When the series focuses on Gotham, it feels a bit mundane because it’s the same story being told over again. Bruce (Iian Glen) is the same old moody man we have always known and Barbara is hardened by her experiences with the Bat-Family that left her paralyzed. It’s only when the Titans come into play when it becomes interesting. Like in the comics and cartoons, the Titans are a lot brighter and happier than the people of Gotham and their appearance adds some dimension beyond the darkness.
Our Titans, however, are given little attention in the Gotham world. The past two seasons showed little interest in showcasing Gar and his journey and, honestly, this season feels no different. Him and Connor feel like they’re just sprinkled into the story, which pains me as they’re the comic books’ original Titans members. Hopefully, the next few episodes will feature the two more, but it seems unlikely as we will see the return of Raven and Donna, as well as welcome Bat-Family newcomer, Tim Drake (Jay Lycurgo). The space within the 13-episode season is getting a lot smaller.
If you are expecting Blackfire (Damaris Lewis) this season, don’t fret. She’s around and really messing with Kori. It’s quite entertaining to watch the two as they interact, but we are only given a glimpse of their relationship. I expect Blackfire to be a real domineering force during the second half of the season, because the first half is focused on the Bat Story.

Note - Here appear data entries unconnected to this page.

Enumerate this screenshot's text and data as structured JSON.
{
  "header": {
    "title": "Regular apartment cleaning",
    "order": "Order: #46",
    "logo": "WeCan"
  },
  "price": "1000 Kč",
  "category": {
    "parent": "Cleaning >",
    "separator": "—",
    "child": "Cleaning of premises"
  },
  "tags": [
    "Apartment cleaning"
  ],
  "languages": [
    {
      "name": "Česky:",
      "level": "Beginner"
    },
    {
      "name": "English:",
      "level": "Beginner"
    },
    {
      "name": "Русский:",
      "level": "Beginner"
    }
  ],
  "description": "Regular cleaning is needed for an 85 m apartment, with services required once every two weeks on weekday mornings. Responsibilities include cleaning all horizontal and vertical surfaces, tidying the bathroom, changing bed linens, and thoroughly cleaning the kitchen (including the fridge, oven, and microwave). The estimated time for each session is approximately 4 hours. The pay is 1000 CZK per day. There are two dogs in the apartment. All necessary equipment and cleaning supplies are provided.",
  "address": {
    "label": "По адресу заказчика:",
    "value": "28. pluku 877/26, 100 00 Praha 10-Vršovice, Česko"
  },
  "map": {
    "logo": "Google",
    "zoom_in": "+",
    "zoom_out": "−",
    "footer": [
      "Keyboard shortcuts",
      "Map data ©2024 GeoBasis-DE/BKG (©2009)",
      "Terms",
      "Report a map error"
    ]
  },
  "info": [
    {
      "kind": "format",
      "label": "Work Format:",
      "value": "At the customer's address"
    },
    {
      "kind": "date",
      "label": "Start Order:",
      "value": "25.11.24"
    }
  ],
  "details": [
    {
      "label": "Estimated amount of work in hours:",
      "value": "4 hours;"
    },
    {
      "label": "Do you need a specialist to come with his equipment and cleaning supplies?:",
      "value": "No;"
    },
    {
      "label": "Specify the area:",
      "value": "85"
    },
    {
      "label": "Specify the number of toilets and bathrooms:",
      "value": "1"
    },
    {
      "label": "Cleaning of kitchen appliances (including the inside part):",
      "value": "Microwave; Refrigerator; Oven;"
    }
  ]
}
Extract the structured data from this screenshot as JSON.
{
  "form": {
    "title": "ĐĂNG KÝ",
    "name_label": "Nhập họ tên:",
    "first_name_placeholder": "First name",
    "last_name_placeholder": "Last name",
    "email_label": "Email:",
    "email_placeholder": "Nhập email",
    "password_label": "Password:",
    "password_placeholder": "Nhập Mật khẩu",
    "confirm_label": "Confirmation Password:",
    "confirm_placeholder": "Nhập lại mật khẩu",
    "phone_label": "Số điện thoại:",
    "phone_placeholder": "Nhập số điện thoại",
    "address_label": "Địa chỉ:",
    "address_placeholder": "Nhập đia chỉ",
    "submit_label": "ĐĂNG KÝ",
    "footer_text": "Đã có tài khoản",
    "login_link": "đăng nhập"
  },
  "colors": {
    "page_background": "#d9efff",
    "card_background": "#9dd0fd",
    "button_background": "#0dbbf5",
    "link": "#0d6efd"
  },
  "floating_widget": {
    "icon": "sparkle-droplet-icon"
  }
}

Season 3 also seems to be the bloodiest yet. The production value, particularly the special effects, look like they got an upgrade. And the blood and gore is at another level. There are heads in bags, gruesome self-destructive bodies, and just straight up murder. The series also raises the stakes by actually threatening the lives of these characters. With the passing of Donna, who we know is set to return alive, it felt like everyone was safe. Sure, Aqualad died last season, but we had just met him. This season, it is actually great to know that there are consequences to actions and not everyone is invincible like Superboy. These characters are still just regular people (minus Starfire, Beast Boy, and Superboy) in super-suits.
Overall, Titans works best when it focuses on the Titans themselves. Other than Tim Drake, who is adorable, the rest of the Bat crew isn’t that interesting. The Red Hood story is interesting, but there’s only so far you can go with this story. Like the past seasons, there are always two-part stories and I hope this will be the case, so we can finally focus on the title characters.
Laura Sirikul is a freelance writer, researcher, and managing editor of The Nerds of Color. Throughout her career, she has written for Nerd Reactor, What To Watch, Nerdist, IGN, Movie View Magazine, Red Carpet Report, Mental Floss, Trek News, The Hollywood Reporter, Character Media, Bitch Media, and many other outlets. She has been on NPR's Pop Culture Happy Hour, Nerdist's Fangirls, and many other news shows. For almost ten years, she has covered film and television extensively along with in-depth interviews with major studios such as Disney, WB, and FOX. She is also a member of the Asian American Journalist Association and the Hollywood Critics Association. Apart from addressing topics covering film and television, Laura is a strong advocate for social awareness for the underrepresented in the entertainment industry.